Magnolia Hill Road

by Derek JG Williams

My Grandfather used to say
if there are rocks
you might as well throw them.
It’s the fate of glass to be broken.
Spider-webbing impact
spiraling out from an exact
crushed-in center.
My Grandfather never said that.
I come from a long line
of porch-sitters, storytellers
rattling myths ripened
by wanderlust.
With steady gun-oil hands
he’d light a Chesterfield.
We’d watch the sighing evening,
the settling sun.
Those nights the moon
was so full of mischief.
Ripe with rowdy possibility,
it rose, a dimwit out over the hills.
I was old enough to know
when not to speak.
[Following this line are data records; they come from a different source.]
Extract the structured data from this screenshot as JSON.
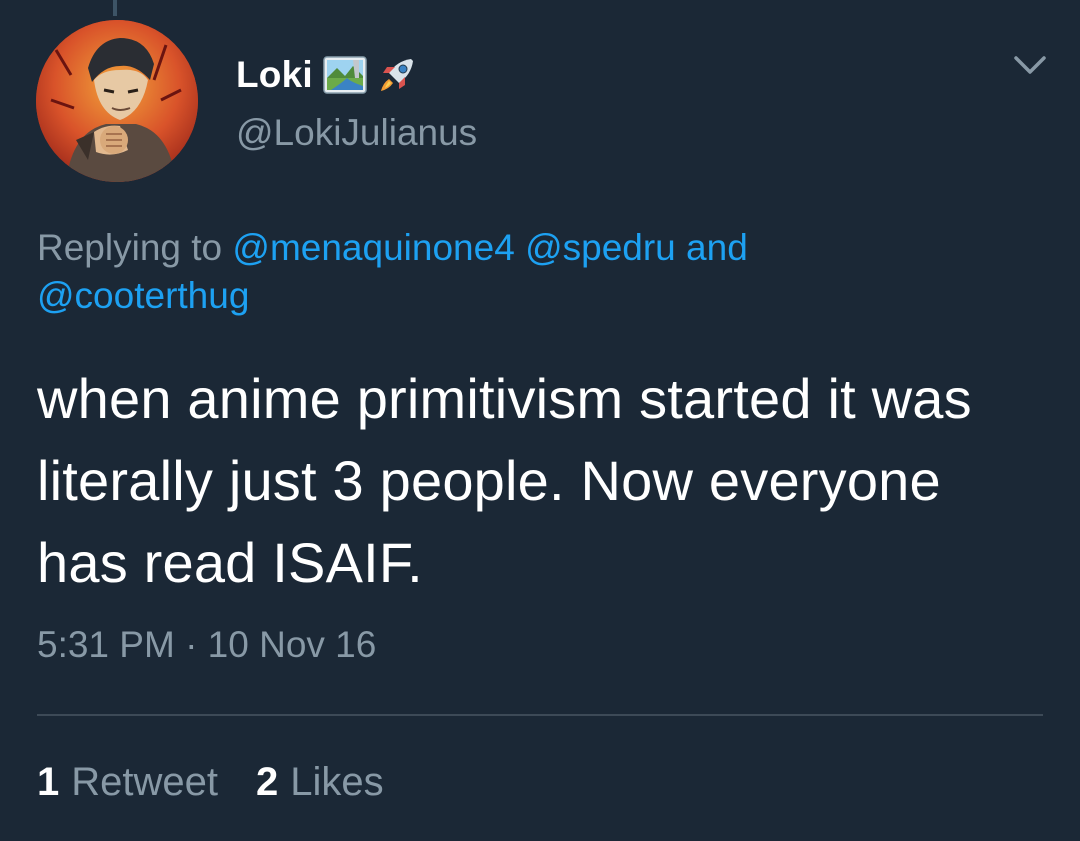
{
  "tweet": {
    "author": {
      "display_name": "Loki",
      "handle": "@LokiJulianus",
      "name_emojis": [
        "national-park-emoji",
        "rocket-emoji"
      ]
    },
    "reply": {
      "prefix": "Replying to",
      "mention_1": "@menaquinone4",
      "mention_2": "@spedru",
      "conjunction": "and",
      "mention_3": "@cooterthug"
    },
    "text": "when anime primitivism started it was literally just 3 people. Now everyone has read ISAIF.",
    "timestamp": "5:31 PM · 10 Nov 16",
    "stats": {
      "retweets_count": "1",
      "retweets_label": "Retweet",
      "likes_count": "2",
      "likes_label": "Likes"
    }
  },
  "colors": {
    "background": "#1b2836",
    "secondary_text": "#8899a6",
    "link": "#1da1f2",
    "primary_text": "#ffffff"
  }
}
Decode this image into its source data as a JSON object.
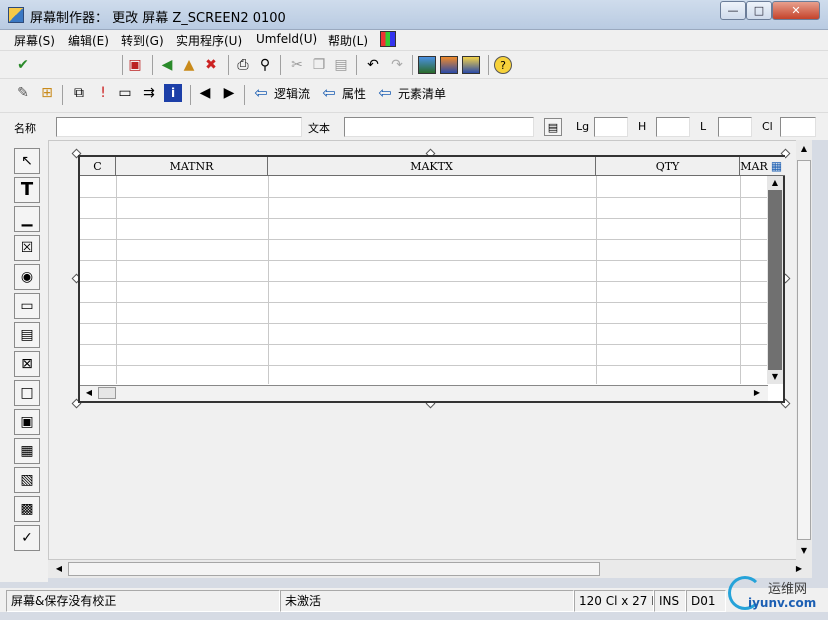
{
  "window": {
    "title": "屏幕制作器： 更改 屏幕 Z_SCREEN2 0100",
    "minimize_label": "—",
    "maximize_label": "□",
    "close_label": "✕"
  },
  "menu": [
    "屏幕(S)",
    "编辑(E)",
    "转到(G)",
    "实用程序(U)",
    "Umfeld(U)",
    "帮助(L)"
  ],
  "toolbar2": {
    "logic_flow": "逻辑流",
    "attributes": "属性",
    "element_list": "元素清单"
  },
  "attributes": {
    "name_label": "名称",
    "text_label": "文本",
    "lg_label": "Lg",
    "h_label": "H",
    "l_label": "L",
    "cl_label": "Cl"
  },
  "grid": {
    "columns": [
      "C",
      "MATNR",
      "MAKTX",
      "QTY",
      "MAR"
    ]
  },
  "status": {
    "message": "屏幕&保存没有校正",
    "mode": "未激活",
    "size": "120 Cl x 27 L",
    "ins": "INS",
    "code": "D01"
  },
  "watermark": {
    "brand": "运维网",
    "url": "iyunv.com"
  },
  "colors": {
    "accent": "#1c5fb3",
    "grid_scroll_thumb": "#707070"
  }
}
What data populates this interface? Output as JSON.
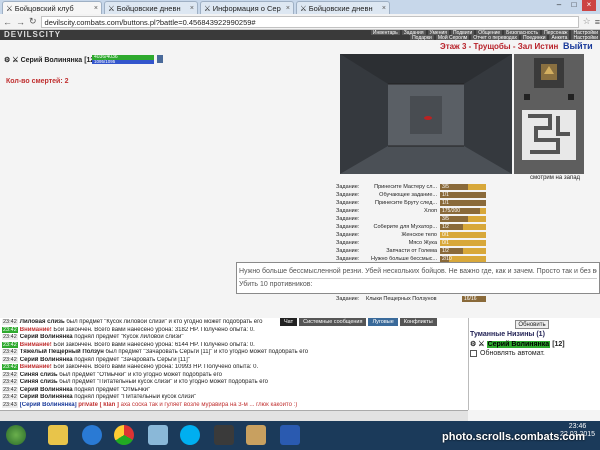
{
  "browser": {
    "tabs": [
      {
        "label": "Бойцовский клуб"
      },
      {
        "label": "Бойцовские дневн"
      },
      {
        "label": "Информация о Сер"
      },
      {
        "label": "Бойцовские дневн"
      }
    ],
    "url": "devilscity.combats.com/buttons.pl?battle=0.456843922990259#"
  },
  "game": {
    "logo": "DEVILSCITY",
    "menu_top": [
      "Инвентарь",
      "Задания",
      "Умения",
      "Подвиги",
      "Общение",
      "Безопасность",
      "Персонаж",
      "Настройки"
    ],
    "menu_bottom": [
      "Подарки",
      "Мой Серолм",
      "Отчет о переводах",
      "Поединки",
      "Анкета",
      "Настройки"
    ],
    "player": {
      "name": "Серий Волинянка",
      "level": "[12]",
      "hp": "4036/4036",
      "mp": "1095/1095"
    },
    "deaths": "Кол-во смертей: 2",
    "location": "Этаж 3 - Трущобы - Зал Истин",
    "exit": "Выйти",
    "looking": "смотрим на запад",
    "tasks": [
      {
        "label": "Задание:",
        "name": "Принесите Мастеру сл...",
        "progress": "3/5",
        "fill": 0.6
      },
      {
        "label": "Задание:",
        "name": "Обучающее задание...",
        "progress": "1/1",
        "fill": 1.0
      },
      {
        "label": "Задание:",
        "name": "Принесите Бруту след...",
        "progress": "1/1",
        "fill": 1.0
      },
      {
        "label": "Задание:",
        "name": "Хлоп",
        "progress": "175/200",
        "fill": 0.875
      },
      {
        "label": "Задание:",
        "name": "",
        "progress": "3/5",
        "fill": 0.6
      },
      {
        "label": "Задание:",
        "name": "Соберите для Мухатор...",
        "progress": "1/2",
        "fill": 0.5
      },
      {
        "label": "Задание:",
        "name": "Женское тело",
        "progress": "0/1",
        "fill": 0.0
      },
      {
        "label": "Задание:",
        "name": "Мясо Жука",
        "progress": "0/1",
        "fill": 0.0
      },
      {
        "label": "Задание:",
        "name": "Запчасти от Голема",
        "progress": "1/2",
        "fill": 0.5
      },
      {
        "label": "Задание:",
        "name": "Нужно больше бессмыс...",
        "progress": "2/10",
        "fill": 0.2
      }
    ],
    "tooltip": {
      "line1": "Нужно больше бессмысленной резни. Убей нескольких бойцов. Не важно где, как и зачем. Просто так и без вопросов.",
      "line2": "Убить 10 противников:"
    },
    "last_task": {
      "label": "Задание:",
      "name": "Клыки Пещерных Ползунов",
      "progress": "16/16",
      "fill": 1.0
    },
    "chat_tabs": [
      "Чат",
      "Системные сообщения",
      "Луговые",
      "Конфликты"
    ],
    "chat": [
      {
        "time": "23:42",
        "tc": "o",
        "pre": "",
        "name": "Лиловая слизь",
        "text": " был предмет \"Кусок лиловой слизи\" и кто угодно может подобрать его"
      },
      {
        "time": "23:42",
        "tc": "g",
        "pre": "Внимание!",
        "name": "",
        "text": " Бой закончен. Всего вами нанесено урона: 3182 HP. Получено опыта: 0."
      },
      {
        "time": "23:42",
        "tc": "o",
        "pre": "",
        "name": "Серий Волинянка",
        "text": " поднял предмет \"Кусок лиловой слизи\""
      },
      {
        "time": "23:42",
        "tc": "g",
        "pre": "Внимание!",
        "name": "",
        "text": " Бой закончен. Всего вами нанесено урона: 6144 HP. Получено опыта: 0."
      },
      {
        "time": "23:42",
        "tc": "o",
        "pre": "",
        "name": "Тяжелый Пещерный Ползун",
        "text": " был предмет \"Зачаровать Серьги [11]\" и кто угодно может подобрать его"
      },
      {
        "time": "23:42",
        "tc": "o",
        "pre": "",
        "name": "Серий Волинянка",
        "text": " поднял предмет \"Зачаровать Серьги [11]\""
      },
      {
        "time": "23:42",
        "tc": "g",
        "pre": "Внимание!",
        "name": "",
        "text": " Бой закончен. Всего вами нанесено урона: 10993 HP. Получено опыта: 0."
      },
      {
        "time": "23:42",
        "tc": "o",
        "pre": "",
        "name": "Синяя слизь",
        "text": " был предмет \"Отмычки\" и кто угодно может подобрать его"
      },
      {
        "time": "23:42",
        "tc": "o",
        "pre": "",
        "name": "Синяя слизь",
        "text": " был предмет \"Питательный кусок слизи\" и кто угодно может подобрать его"
      },
      {
        "time": "23:42",
        "tc": "o",
        "pre": "",
        "name": "Серий Волинянка",
        "text": " поднял предмет \"Отмычки\""
      },
      {
        "time": "23:42",
        "tc": "o",
        "pre": "",
        "name": "Серий Волинянка",
        "text": " поднял предмет \"Питательный кусок слизи\""
      }
    ],
    "private_line": {
      "time": "23:43",
      "who": "[Серий Волинянка]",
      "tag": "private [ klan ]",
      "text": "аха соска так и гуляет возле муравира на 3-м ... глюк какойто :)"
    },
    "right_panel": {
      "refresh": "Обновить",
      "room": "Туманные Низины (1)",
      "player": "Серий Волинянка",
      "level": "[12]",
      "auto": "Обновлять автомат."
    }
  },
  "os": {
    "clock_time": "23:46",
    "clock_date": "22.03.2015",
    "watermark": "photo.scrolls.combats.com"
  }
}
Derek JG Williams puts words into rows both long and short. His writing has been featured at venues throughout the country and been published both in print and on the web. He is a recent runner up for Knockout Literary Journal‘s Reginald Shepherd Poetry Prize and the Bellingham Review has nominated him for the 2013 Best New Poet’s Anthology. His writing is published or forthcoming in Main Street Rag, RHINO, Bellingham Review, Knockout, Palooka Literary Journal, White Whale Review, Amethyst Arsenic, and Union Station Magazine. He’s a proponent of handclaps in songs and needs no excuse to celebrate all the time, anytime.